Tuesday, February 19, 2013


My favorite TV sitcom is The Big Bang Theory.  I crack up every time I watch the show, which I do religiously (i.e., once a week).  Also, if there's nothing else on TV, one can usually find a Big Bang rerun somewhere.  Big Bang reruns are even easier to find than MASH, Seinfeld or Cheers.

For those few who are uninformed, the program is about the escapades of four brilliant young scientists who are seemingly clueless about "real life."  (Think:  The Three Stooges plus one, with Ph. D's.)  Across the hall from two of them lives their foil, Penny, a beautiful blond who is as clueless about their interests as they are about hers.  Throw in a growing cast of fellow geeks and nerds of both sexes.
[Disclaimer:  I am not recommending this show to anyone who might take offense at the constant sexual and scatological references.]

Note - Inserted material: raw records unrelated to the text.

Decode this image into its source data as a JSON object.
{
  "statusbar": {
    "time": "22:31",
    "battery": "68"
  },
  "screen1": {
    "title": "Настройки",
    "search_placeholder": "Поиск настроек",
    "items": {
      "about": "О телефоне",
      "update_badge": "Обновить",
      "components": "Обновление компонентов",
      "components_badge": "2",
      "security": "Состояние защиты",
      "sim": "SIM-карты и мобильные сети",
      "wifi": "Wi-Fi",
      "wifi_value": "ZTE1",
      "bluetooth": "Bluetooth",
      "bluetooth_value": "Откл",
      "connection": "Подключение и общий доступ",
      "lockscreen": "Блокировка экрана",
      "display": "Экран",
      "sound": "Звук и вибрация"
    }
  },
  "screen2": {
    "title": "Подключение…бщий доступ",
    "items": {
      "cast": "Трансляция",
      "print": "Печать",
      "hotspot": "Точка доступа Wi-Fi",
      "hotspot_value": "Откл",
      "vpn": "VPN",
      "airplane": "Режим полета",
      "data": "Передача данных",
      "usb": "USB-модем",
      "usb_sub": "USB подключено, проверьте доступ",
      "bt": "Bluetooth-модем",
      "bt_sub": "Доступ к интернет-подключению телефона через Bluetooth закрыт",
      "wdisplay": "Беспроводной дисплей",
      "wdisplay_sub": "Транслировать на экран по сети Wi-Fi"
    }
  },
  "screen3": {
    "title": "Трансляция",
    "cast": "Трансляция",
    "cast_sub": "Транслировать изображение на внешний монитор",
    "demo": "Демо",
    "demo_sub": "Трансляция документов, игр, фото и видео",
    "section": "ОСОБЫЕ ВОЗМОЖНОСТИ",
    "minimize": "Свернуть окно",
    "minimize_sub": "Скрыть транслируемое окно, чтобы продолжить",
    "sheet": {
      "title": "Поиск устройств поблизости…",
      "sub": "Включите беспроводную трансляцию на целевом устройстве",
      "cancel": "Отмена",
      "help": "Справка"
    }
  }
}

I do have to ask myself, however, why I enjoy this show so much.  I've come up with a couple of possible answers to this question.

One possible reason is that I, along with many other fans take a sort of sadistic delight in seeing brilliant people do and say stupid things.  I suppose that many, maybe most of us have this deep underlying suspicion of the "experts" -- those who are regarded as so much more intelligent and learned than we are.  We like to think that they're really not, and this program confirms our suspicion:  we're really smarter than they are!
Another possible reason is that this program speaks to my own inner geek.  As a kid I was always the bookish type with little interest in sports (still am).  I can identify with these guys to some extent, except that I wasn't bullied as much as they were as kids.  If you're a geek it helps to be big.  And as they do, I tend to over-think many situations -- why else would I even be writing this post? 

Anyway, a while back, while discussing a group of guys who got together to study, discuss and debate theology, I referred to them as "theologeeks."  I  didn't know where the term came from.  I didn't intend for it to be a derogatory term and I suppose that there are some who would place me in that category.
Though I thought at first that I had coined an original term, I decided to Google "theologeek" and lo, I found 61 results.  One site defined it as:  "Someone who sees theology as an end in itself rather than as a way of growing in treasuring God for ourselves and others."

I didn't like that definition, though I believe it could be descriptive of many in that group.  So I decided to come up with my own and started by looking up the word "geek" in my Webster's (11th Collegiate).  I found three definitions:
      1.  (1914) a carnival performer often billed as a wild man whose act usually includes biting the head off a live chicken or snake.
      2.  a person often of an intellectual bent who is disliked.
      3.  an enthusiast or expert especially in a technological field or activity.
As I have never met anyone of a theological bent who was known to bite the heads off of chickens or snakes, I eliminated definition number 1.  (I'd suppose that those involved in such activities today would be known as musicians.)  And as I do not necessarily dislike those with theological interests, I decided to use definition number 3 (with a little bit of definition number 2 thrown in), as a basis for my definition of a theologeek as:  "A person of an intellectual bent who is an enthusiast or expert in the field of theology."
I have stated elsewhere that I believe that we are all theologians, that everyone has their own concept of God or reality which colors all of their thinking.  A theologeek then would simply be one who went beyond the norm, perhaps even a professional in their field.
Those of us who laugh at the social blunders of the characters on the Big Bang may forget that geeks perform useful, even necessary functions in society, and that without these brilliant people our lives would be the lesser.
And so it is with our theologeeks.  Our concepts of God and His work, while not requiring the input of experts would without those, be extremely limited and would also be much more easily subject to error.  Perhaps theologeeks are those who have what Paul refers to as "the word of wisdom" and/or "the word of knowledge."  Nearly 2000 years of theologeekdom has brought us where we are today in our theological understanding.
But theologeeks, like those geeks on TV are I believe, in danger of being so wrapped up in their field of expertise, of becoming so involved in the study of theological minutiae that they have no "street smarts."  Perhaps this is not as grave a danger in physics or biology as it is in theology.
We must study theology, not as an end in itself, nor simply as an arena for debate.  Rather, we must study theology so we can better know about God, and study to know about God so that we can better know Him.  Geekery that just studies truths and theories about God without coming to an intimate relationship with Him is just that -- geekery.

And Christianity is all about communication.  We must not only know Him, we must be able to relate these truths to "real life."  And to those non-geeks around us.



Trent said...

I apparently have the same sort of humor. I have never in my life laughed as much at a sit com as big bang theory and I am waiting for the next season. I have seen everyone via netflix. Most nights my sides ache from only 20 minutes of fun.

Bill Ball said...

Trent: Do you go with reason #1 or #2?

Trent said...

Probably a bit of both. :) Also because I understand just enough of whats under discussion and I can pretend its intelligent humor that only "intelligent" people can understand. :)